An eagle Scouts project is one that fills a need. The Eagle Scout Service Project, or simply Eagle Project, is the opportunity for a Boy Scout in the Boy Scouts of America (BSA) to demonstrate leadership of others while performing a project for the benefit of his community. This is the culmination of the Scout’s leadership training, and it requires a significant effort on his part.The project must benefit an organization other than the BSA, and it cannot be performed for an individual or a business or be commercial in nature. Completing an Eagle Project is a requirement in order for Boy Scouts to attain the Eagle Scout rank. Ben chose to organize his project to support the greater Vassalboro community. On the work day he involved his fellow scouts and their fathers. All Scouts actively participated in clearing the area and placing sign posts , the bench, the brick picnic table pad and the picnic table.

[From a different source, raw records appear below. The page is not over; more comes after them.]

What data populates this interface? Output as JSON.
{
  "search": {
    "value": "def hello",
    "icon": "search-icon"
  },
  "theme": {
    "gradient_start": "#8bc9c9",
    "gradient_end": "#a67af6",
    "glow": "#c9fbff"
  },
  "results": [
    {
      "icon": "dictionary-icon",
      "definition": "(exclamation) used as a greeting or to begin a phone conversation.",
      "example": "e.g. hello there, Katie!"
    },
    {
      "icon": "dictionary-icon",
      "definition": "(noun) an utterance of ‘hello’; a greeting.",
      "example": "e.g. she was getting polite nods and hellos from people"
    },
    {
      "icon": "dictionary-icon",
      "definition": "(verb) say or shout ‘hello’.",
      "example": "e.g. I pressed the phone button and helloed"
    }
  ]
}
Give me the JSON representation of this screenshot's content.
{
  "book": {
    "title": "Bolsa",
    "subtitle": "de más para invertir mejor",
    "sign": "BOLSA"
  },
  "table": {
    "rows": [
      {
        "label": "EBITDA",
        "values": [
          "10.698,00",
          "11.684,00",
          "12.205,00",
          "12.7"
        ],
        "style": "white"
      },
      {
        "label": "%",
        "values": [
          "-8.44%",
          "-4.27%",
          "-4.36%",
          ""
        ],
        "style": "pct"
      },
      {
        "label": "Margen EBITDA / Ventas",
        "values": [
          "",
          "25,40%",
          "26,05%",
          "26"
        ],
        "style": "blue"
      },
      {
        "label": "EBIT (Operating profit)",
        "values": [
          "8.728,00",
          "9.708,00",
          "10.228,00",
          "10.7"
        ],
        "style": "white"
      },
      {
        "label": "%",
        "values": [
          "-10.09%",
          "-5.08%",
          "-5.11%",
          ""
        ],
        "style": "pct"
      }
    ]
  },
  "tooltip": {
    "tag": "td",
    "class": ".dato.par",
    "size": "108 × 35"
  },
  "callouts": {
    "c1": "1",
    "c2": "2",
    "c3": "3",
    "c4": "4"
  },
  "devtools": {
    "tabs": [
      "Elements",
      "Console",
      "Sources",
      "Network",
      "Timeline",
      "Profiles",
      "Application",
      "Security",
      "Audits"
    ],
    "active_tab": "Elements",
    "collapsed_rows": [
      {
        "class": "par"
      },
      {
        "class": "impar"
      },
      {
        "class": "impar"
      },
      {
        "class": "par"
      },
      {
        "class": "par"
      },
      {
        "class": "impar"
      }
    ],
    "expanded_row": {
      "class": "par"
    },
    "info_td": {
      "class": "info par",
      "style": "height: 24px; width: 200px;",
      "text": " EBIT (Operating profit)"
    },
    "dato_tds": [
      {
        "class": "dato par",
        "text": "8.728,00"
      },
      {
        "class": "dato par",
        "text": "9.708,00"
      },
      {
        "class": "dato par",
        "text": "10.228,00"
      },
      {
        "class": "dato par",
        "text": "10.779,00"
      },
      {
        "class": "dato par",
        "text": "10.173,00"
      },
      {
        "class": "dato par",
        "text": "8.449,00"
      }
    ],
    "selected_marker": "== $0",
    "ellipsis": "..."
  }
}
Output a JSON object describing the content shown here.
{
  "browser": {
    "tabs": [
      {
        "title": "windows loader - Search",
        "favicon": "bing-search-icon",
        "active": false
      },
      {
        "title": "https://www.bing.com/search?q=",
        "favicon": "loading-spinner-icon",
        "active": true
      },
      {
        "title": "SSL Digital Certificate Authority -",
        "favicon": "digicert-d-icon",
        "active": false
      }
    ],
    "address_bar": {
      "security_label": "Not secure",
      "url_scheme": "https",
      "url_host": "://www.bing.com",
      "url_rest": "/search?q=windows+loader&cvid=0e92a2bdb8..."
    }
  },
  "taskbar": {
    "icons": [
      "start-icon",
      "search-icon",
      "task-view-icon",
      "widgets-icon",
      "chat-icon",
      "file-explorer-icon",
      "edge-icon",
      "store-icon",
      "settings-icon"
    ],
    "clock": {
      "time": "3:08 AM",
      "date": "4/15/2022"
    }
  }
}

Ben also solicited and received tremendous support from Hannafords in South China, Fieldstone Quick stop, Lowes Home supply and, of course, parents and friends. The fathers of the scouts were also out in force providing guidance, institutional memory and wisdom when using hand tools. A ground wasp nest did not deter but did enliven the effort on the day of the event. Grange members provided food and information about the grange. Ben will share his project with the Vassalboro Historical Society and the Maine Rivers during future meetings. His discussion and question answer session at the last Friday Grange meeting was informational and a bit of fun.

Scouting in our area is a hidden community gem. Young people inspire community members to think about the power of doing something for the benefit of others. Yes, there is something wonderful about being volunteers. And you know what , they can be us!

Ben, 17, is a senior at Erskine Academy, in South China, and the son of Keith and Kristie LaGasse, of Windsor.